- _Work order_
Read the lines of the data below and retrieve those with "кавычки".

- _Input records_
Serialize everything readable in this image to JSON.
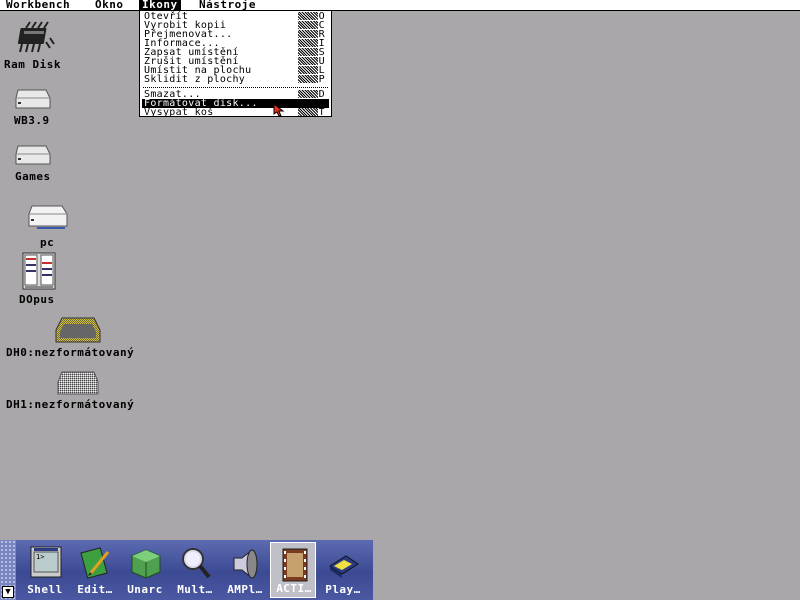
{
  "menubar": {
    "items": [
      "Workbench",
      "Okno",
      "Ikony",
      "Nástroje"
    ],
    "active": "Ikony"
  },
  "menu": {
    "items": [
      {
        "label": "Otevřít",
        "key": "O"
      },
      {
        "label": "Vyrobit kopii",
        "key": "C"
      },
      {
        "label": "Přejmenovat...",
        "key": "R"
      },
      {
        "label": "Informace...",
        "key": "I"
      },
      {
        "label": "Zapsat umístění",
        "key": "S"
      },
      {
        "label": "Zrušit umístění",
        "key": "U"
      },
      {
        "label": "Umístit na plochu",
        "key": "L"
      },
      {
        "label": "Sklidit z plochy",
        "key": "P"
      },
      {
        "label": "Smazat...",
        "key": "D"
      },
      {
        "label": "Formátovat disk...",
        "key": ""
      },
      {
        "label": "Vysypat koš",
        "key": "T"
      }
    ],
    "selected": "Formátovat disk..."
  },
  "desktop": {
    "icons": [
      {
        "label": "Ram Disk",
        "icon": "ram-disk-chip-icon"
      },
      {
        "label": "WB3.9",
        "icon": "drive-icon"
      },
      {
        "label": "Games",
        "icon": "drive-icon"
      },
      {
        "label": "pc",
        "icon": "drive-icon"
      },
      {
        "label": "DOpus",
        "icon": "dopus-app-icon"
      },
      {
        "label": "DH0:nezformátovaný",
        "icon": "unformatted-disk-icon"
      },
      {
        "label": "DH1:nezformátovaný",
        "icon": "unformatted-disk-icon"
      }
    ]
  },
  "dock": {
    "items": [
      {
        "label": "Shell",
        "icon": "shell-icon"
      },
      {
        "label": "Edit…",
        "icon": "edit-icon"
      },
      {
        "label": "Unarc",
        "icon": "unarc-icon"
      },
      {
        "label": "Mult…",
        "icon": "magnifier-icon"
      },
      {
        "label": "AMPl…",
        "icon": "speaker-icon"
      },
      {
        "label": "ACTI…",
        "icon": "film-icon"
      },
      {
        "label": "Play…",
        "icon": "play-disk-icon"
      }
    ]
  },
  "colors": {
    "desktop": "#aaa7aa",
    "dock": "#4b58a2",
    "menu_bg": "#ffffff"
  }
}
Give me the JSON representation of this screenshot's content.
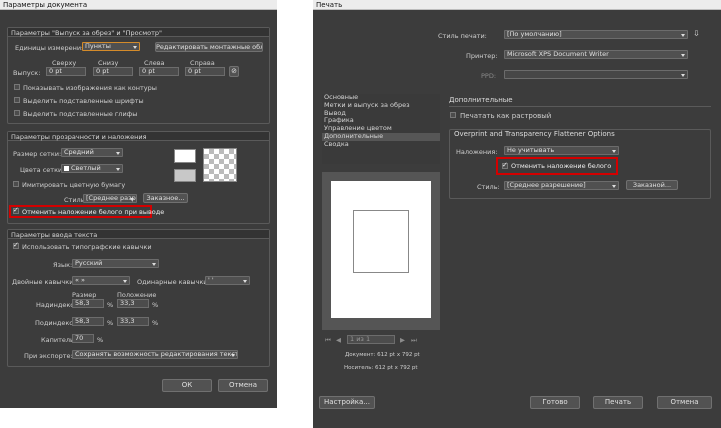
{
  "left": {
    "title": "Параметры документа",
    "bleed": {
      "header": "Параметры \"Выпуск за обрез\" и \"Просмотр\"",
      "units_label": "Единицы измерения:",
      "units_value": "Пункты",
      "edit_artboards": "Редактировать монтажные области",
      "bleed_label": "Выпуск:",
      "top_label": "Сверху",
      "bottom_label": "Снизу",
      "left_label": "Слева",
      "right_label": "Справа",
      "top": "0 pt",
      "bottom": "0 pt",
      "left": "0 pt",
      "right": "0 pt",
      "show_outline": "Показывать изображения как контуры",
      "highlight_fonts": "Выделить подставленные шрифты",
      "highlight_glyphs": "Выделить подставленные глифы"
    },
    "transp": {
      "header": "Параметры прозрачности и наложения",
      "grid_size_label": "Размер сетки:",
      "grid_size": "Средний",
      "grid_colors_label": "Цвета сетки:",
      "grid_colors": "Светлый",
      "simulate_paper": "Имитировать цветную бумагу",
      "style_label": "Стиль:",
      "style": "[Среднее разре...",
      "custom": "Заказное...",
      "discard_white": "Отменить наложение белого при выводе"
    },
    "text": {
      "header": "Параметры ввода текста",
      "typo_quotes": "Использовать типографские кавычки",
      "lang_label": "Язык:",
      "lang": "Русский",
      "double_label": "Двойные кавычки:",
      "double": "« »",
      "single_label": "Одинарные кавычки:",
      "single": "' '",
      "size_hdr": "Размер",
      "pos_hdr": "Положение",
      "super_label": "Надиндекс:",
      "super_size": "58,3",
      "super_pos": "33,3",
      "sub_label": "Подиндекс:",
      "sub_size": "58,3",
      "sub_pos": "33,3",
      "caps_label": "Капители:",
      "caps": "70",
      "pct": "%",
      "export_label": "При экспорте:",
      "export": "Сохранять возможность редактирования текста"
    },
    "ok": "ОК",
    "cancel": "Отмена"
  },
  "right": {
    "title": "Печать",
    "preset_label": "Стиль печати:",
    "preset": "[По умолчанию]",
    "printer_label": "Принтер:",
    "printer": "Microsoft XPS Document Writer",
    "ppd_label": "PPD:",
    "sidebar": [
      "Основные",
      "Метки и выпуск за обрез",
      "Вывод",
      "Графика",
      "Управление цветом",
      "Дополнительные",
      "Сводка"
    ],
    "section_title": "Дополнительные",
    "print_raster": "Печатать как растровый",
    "flat_header": "Overprint and Transparency Flattener Options",
    "overprint_label": "Наложения:",
    "overprint": "Не учитывать",
    "discard_white": "Отменить наложение белого",
    "style_label": "Стиль:",
    "style": "[Среднее разрешение]",
    "custom": "Заказной...",
    "page_nav": "1 из 1",
    "doc_size": "Документ: 612 pt x 792 pt",
    "media_size": "Носитель: 612 pt x 792 pt",
    "setup": "Настройка...",
    "done": "Готово",
    "print": "Печать",
    "cancel": "Отмена"
  }
}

- _Task result_
      "typo_quotes": "Использовать типографские кавычки",
      "double_label": "Двойные кавычки:",
      "single_label": "Одинарные кавычки:",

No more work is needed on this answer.